Segment Start: Records for this task
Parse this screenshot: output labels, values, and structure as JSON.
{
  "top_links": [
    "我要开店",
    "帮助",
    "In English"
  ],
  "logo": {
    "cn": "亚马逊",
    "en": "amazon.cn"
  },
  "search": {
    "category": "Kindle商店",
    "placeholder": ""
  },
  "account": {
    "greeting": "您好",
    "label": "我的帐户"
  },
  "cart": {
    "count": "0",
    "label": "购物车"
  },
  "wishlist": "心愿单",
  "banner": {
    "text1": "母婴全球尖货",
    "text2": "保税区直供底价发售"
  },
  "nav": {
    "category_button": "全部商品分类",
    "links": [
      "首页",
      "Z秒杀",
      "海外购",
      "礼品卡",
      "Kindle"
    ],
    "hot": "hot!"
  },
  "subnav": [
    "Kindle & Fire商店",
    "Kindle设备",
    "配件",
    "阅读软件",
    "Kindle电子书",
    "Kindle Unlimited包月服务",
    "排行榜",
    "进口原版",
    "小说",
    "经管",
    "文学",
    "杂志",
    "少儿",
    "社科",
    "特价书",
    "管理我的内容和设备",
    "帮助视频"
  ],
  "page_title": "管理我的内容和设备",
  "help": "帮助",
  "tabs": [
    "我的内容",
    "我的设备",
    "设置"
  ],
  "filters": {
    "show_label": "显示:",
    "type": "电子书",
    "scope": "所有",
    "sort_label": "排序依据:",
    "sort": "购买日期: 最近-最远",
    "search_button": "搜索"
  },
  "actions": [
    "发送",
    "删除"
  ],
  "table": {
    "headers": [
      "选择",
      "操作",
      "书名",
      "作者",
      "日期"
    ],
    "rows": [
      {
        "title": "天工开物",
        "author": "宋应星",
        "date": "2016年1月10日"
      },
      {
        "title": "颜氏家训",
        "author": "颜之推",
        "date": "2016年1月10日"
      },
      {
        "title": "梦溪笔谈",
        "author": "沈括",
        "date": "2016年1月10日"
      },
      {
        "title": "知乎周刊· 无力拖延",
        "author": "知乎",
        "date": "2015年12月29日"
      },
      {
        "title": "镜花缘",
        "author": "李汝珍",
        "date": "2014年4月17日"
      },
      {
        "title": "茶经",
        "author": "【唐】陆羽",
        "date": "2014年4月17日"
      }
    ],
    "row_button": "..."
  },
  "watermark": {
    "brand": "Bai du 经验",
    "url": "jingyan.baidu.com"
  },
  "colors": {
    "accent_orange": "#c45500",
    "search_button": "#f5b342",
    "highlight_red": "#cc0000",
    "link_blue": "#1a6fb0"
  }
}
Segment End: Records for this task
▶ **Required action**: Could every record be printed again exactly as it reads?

▶ **Final answer**:
Parse this screenshot: output labels, values, and structure as JSON.
{
  "top_links": [
    "我要开店",
    "帮助",
    "In English"
  ],
  "logo": {
    "cn": "亚马逊",
    "en": "amazon.cn"
  },
  "search": {
    "category": "Kindle商店",
    "placeholder": ""
  },
  "account": {
    "greeting": "您好",
    "label": "我的帐户"
  },
  "cart": {
    "count": "0",
    "label": "购物车"
  },
  "wishlist": "心愿单",
  "banner": {
    "text1": "母婴全球尖货",
    "text2": "保税区直供底价发售"
  },
  "nav": {
    "category_button": "全部商品分类",
    "links": [
      "首页",
      "Z秒杀",
      "海外购",
      "礼品卡",
      "Kindle"
    ],
    "hot": "hot!"
  },
  "subnav": [
    "Kindle & Fire商店",
    "Kindle设备",
    "配件",
    "阅读软件",
    "Kindle电子书",
    "Kindle Unlimited包月服务",
    "排行榜",
    "进口原版",
    "小说",
    "经管",
    "文学",
    "杂志",
    "少儿",
    "社科",
    "特价书",
    "管理我的内容和设备",
    "帮助视频"
  ],
  "page_title": "管理我的内容和设备",
  "help": "帮助",
  "tabs": [
    "我的内容",
    "我的设备",
    "设置"
  ],
  "filters": {
    "show_label": "显示:",
    "type": "电子书",
    "scope": "所有",
    "sort_label": "排序依据:",
    "sort": "购买日期: 最近-最远",
    "search_button": "搜索"
  },
  "actions": [
    "发送",
    "删除"
  ],
  "table": {
    "headers": [
      "选择",
      "操作",
      "书名",
      "作者",
      "日期"
    ],
    "rows": [
      {
        "title": "天工开物",
        "author": "宋应星",
        "date": "2016年1月10日"
      },
      {
        "title": "颜氏家训",
        "author": "颜之推",
        "date": "2016年1月10日"
      },
      {
        "title": "梦溪笔谈",
        "author": "沈括",
        "date": "2016年1月10日"
      },
      {
        "title": "知乎周刊· 无力拖延",
        "author": "知乎",
        "date": "2015年12月29日"
      },
      {
        "title": "镜花缘",
        "author": "李汝珍",
        "date": "2014年4月17日"
      },
      {
        "title": "茶经",
        "author": "【唐】陆羽",
        "date": "2014年4月17日"
      }
    ],
    "row_button": "..."
  },
  "watermark": {
    "brand": "Bai du 经验",
    "url": "jingyan.baidu.com"
  },
  "colors": {
    "accent_orange": "#c45500",
    "search_button": "#f5b342",
    "highlight_red": "#cc0000",
    "link_blue": "#1a6fb0"
  }
}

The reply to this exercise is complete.